2004's First Hurricane Blusters Along the East Coast

August 2, 2004

Alex, 2004's first hurricane, is expected to pound the South Carolina and North Carolina coasts today with lots of rain and a bit of wind ... but will it affect any cruises along the southeastern U.S. coast?

As of early Monday afternoon, cruise lines that operate in this region -- and we are mostly referring to those that home port in places like New York, Cape Liberty, Philadelphia and Baltimore, and whose ships head south, to destinations such as the Bahamas, Caribbean and Bermuda -- report no significant changes in itineraries or delays, with one exception. Radisson Seven Seas Cruises has altered Seven Seas Navigator's itinerary for this week, eliminating tomorrow's Norfolk call and instead sailing a northern route with a call at Newport, Rhode Island, before returning to New York on Wednesday.
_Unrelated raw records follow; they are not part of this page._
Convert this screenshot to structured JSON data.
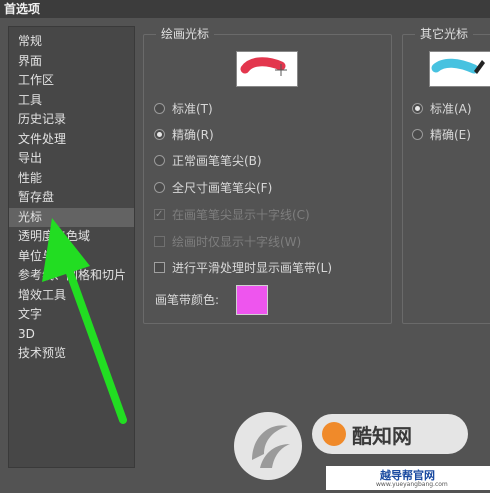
{
  "window": {
    "title": "首选项"
  },
  "sidebar": {
    "items": [
      {
        "label": "常规"
      },
      {
        "label": "界面"
      },
      {
        "label": "工作区"
      },
      {
        "label": "工具"
      },
      {
        "label": "历史记录"
      },
      {
        "label": "文件处理"
      },
      {
        "label": "导出"
      },
      {
        "label": "性能"
      },
      {
        "label": "暂存盘"
      },
      {
        "label": "光标"
      },
      {
        "label": "透明度与色域"
      },
      {
        "label": "单位与标尺"
      },
      {
        "label": "参考线、网格和切片"
      },
      {
        "label": "增效工具"
      },
      {
        "label": "文字"
      },
      {
        "label": "3D"
      },
      {
        "label": "技术预览"
      }
    ],
    "selected_index": 9
  },
  "painting_cursors": {
    "title": "绘画光标",
    "options": [
      {
        "label": "标准(T)",
        "selected": false
      },
      {
        "label": "精确(R)",
        "selected": true
      },
      {
        "label": "正常画笔笔尖(B)",
        "selected": false
      },
      {
        "label": "全尺寸画笔笔尖(F)",
        "selected": false
      }
    ],
    "show_crosshair": {
      "label": "在画笔笔尖显示十字线(C)",
      "checked": true,
      "disabled": true
    },
    "crosshair_while_painting": {
      "label": "绘画时仅显示十字线(W)",
      "checked": false,
      "disabled": true
    },
    "show_brush_strip": {
      "label": "进行平滑处理时显示画笔带(L)",
      "checked": false,
      "disabled": false
    },
    "brush_strip_color_label": "画笔带颜色:",
    "brush_strip_color": "#ee55ee"
  },
  "other_cursors": {
    "title": "其它光标",
    "options": [
      {
        "label": "标准(A)",
        "selected": true
      },
      {
        "label": "精确(E)",
        "selected": false
      }
    ]
  },
  "colors": {
    "arrow": "#22dd22",
    "painting_preview_stroke": "#e0203a",
    "other_preview_stroke": "#33bbdd"
  },
  "watermark": {
    "brand": "酷知网",
    "site_text": "越导帮官网",
    "url": "www.yueyangbang.com"
  }
}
Since our initial report, Alex has been upgraded from a tropical storm to a hurricane but is not anticipated to land directly on the U.S.

Alex's mere presence is a sign that the Atlantic/Caribbean/Gulf of Mexico hurricane season has kicked off. The season begins on June 1 but typically doesn't really gear up until early August (and then peaks September through October). At this point, prediction forecasters like the folks at NOAA are saying we could experience an above normal quantity of storms this year (though they have said that every year since 1995, save for El Nino times). According to NOAA's outlook, there will be 12 - 15 named storms. Of these, 6 - 8 will officially be classified as hurricanes while 2 - 4 of those will be considered major hurricanes.

Tropical storms, by the way, must reach 39 miles per hour to receive a "name"; hurricanes are classified as such when their windspeeds exceed 74 miles per hour.

Planning to cruise during the season, which lasts through November?
Check out our Hurricane Tips.